Objective: To develop clinical, demographic, and pathological profiles of young competitive athletes who died suddenly.
Design: Systematic evaluation of clinical information and circumstances associated with sudden deaths; interviews with family members, witnesses, and coaches; and analyses of postmortem anatomic, microscopic, and toxicologic data.
Participants and setting: A total of 158 sudden deaths that occurred in trained athletes throughout the United States from 1985 through 1995 were analyzed. MAIN OUTCOME MEASURES--Characteristics and probable cause of death.
Results: Of 158 sudden deaths among athletes, 24 (15%) were explained by noncardiovascular causes. Among the 134 athletes who had cardiovascular causes of sudden death, the median age was 17 years (range, 12-40 years), 120 (90%) were male, 70 (52%) were white, and 59 (44%) were black. The most common competitive sports involved were basketball (47 cases) and football (45 cases), together accounting for 68% of sudden deaths. A total of 121 athletes (90%) collapsed during or immediately after a training session (78 cases) or a formal athletic contest (43 cases), with 80 deaths (63%) occurring between 3 PM and 9 PM. The most common structural cardiovascular diseases identified at autopsy as the primary cause of death were hypertrophic cardiomyopathy (48 athletes [36%]), which was disproportionately prevalent in black athletes compared with white athletes (48% vs 26% of deaths; P = .01), and malformations involving anomalous coronary artery origin (17 athletes [13%]). Of 115 athletes who had a standard preparticipation medical evaluation, only 4 (3%) were suspected of having cardiovascular disease, and the cardiovascular abnormality responsible for sudden death was correctly identified in only 1 athlete (0.9%).
Conclusions: Sudden death in young competitive athletes usually is precipitated by physical activity and may be due to a heterogeneous spectrum of cardiovascular disease, most commonly hypertrophic cardiomyopathy.

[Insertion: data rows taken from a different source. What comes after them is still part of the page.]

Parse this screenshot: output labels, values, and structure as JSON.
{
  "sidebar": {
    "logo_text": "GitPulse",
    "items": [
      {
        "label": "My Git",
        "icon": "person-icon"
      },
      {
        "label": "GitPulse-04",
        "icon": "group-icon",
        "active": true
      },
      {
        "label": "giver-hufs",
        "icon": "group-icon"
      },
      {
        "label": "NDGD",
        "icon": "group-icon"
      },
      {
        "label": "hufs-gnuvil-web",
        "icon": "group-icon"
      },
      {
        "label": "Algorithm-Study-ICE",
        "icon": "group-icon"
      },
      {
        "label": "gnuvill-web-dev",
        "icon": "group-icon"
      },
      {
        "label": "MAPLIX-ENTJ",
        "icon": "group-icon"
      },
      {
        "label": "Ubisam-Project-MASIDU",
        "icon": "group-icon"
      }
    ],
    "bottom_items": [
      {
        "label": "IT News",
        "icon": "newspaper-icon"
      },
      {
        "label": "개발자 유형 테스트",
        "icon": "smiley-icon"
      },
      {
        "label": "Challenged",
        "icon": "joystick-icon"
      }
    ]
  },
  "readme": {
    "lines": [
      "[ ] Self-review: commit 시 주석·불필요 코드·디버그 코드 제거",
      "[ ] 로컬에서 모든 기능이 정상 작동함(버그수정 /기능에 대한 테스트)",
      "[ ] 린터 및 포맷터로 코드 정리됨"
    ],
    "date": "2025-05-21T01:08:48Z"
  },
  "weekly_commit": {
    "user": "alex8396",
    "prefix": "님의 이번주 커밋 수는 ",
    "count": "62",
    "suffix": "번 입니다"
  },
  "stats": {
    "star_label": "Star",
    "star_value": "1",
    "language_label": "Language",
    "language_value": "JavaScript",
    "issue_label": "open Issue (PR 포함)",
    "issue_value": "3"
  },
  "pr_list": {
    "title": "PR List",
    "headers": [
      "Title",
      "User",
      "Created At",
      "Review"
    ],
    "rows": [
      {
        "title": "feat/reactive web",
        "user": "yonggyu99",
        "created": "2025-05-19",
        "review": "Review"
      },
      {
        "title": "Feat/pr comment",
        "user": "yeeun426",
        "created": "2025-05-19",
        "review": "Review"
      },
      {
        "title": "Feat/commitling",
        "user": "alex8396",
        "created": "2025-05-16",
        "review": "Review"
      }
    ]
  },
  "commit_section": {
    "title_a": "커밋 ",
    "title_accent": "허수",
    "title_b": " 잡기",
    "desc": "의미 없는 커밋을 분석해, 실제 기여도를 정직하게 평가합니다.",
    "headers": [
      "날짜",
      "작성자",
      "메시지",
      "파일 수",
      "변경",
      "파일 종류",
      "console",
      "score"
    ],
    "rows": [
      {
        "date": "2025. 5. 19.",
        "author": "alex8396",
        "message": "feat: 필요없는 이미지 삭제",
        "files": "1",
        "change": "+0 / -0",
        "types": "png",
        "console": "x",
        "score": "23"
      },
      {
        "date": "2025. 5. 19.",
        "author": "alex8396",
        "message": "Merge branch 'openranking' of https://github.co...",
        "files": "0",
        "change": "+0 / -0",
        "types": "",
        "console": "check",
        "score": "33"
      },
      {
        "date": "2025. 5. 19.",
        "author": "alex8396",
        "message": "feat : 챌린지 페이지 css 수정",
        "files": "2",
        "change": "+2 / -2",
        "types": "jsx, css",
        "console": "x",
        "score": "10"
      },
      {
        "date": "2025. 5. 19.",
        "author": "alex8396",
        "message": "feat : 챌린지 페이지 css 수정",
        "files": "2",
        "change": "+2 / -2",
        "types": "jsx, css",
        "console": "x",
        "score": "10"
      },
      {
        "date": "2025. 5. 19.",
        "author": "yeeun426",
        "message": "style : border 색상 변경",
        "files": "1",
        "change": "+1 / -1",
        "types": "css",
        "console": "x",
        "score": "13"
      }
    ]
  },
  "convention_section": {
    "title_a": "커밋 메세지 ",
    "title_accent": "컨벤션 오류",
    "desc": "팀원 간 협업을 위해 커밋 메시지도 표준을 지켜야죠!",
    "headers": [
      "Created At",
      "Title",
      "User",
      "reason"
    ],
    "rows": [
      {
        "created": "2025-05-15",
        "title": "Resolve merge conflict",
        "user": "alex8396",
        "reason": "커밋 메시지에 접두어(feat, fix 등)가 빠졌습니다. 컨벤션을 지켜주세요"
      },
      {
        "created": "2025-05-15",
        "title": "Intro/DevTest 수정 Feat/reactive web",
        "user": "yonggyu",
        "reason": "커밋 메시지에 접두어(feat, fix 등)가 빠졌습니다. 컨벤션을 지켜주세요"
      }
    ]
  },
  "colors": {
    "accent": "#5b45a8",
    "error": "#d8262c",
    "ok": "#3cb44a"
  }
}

Preparticipation screening appeared to be of limited value in identification of underlying cardiovascular abnormalities.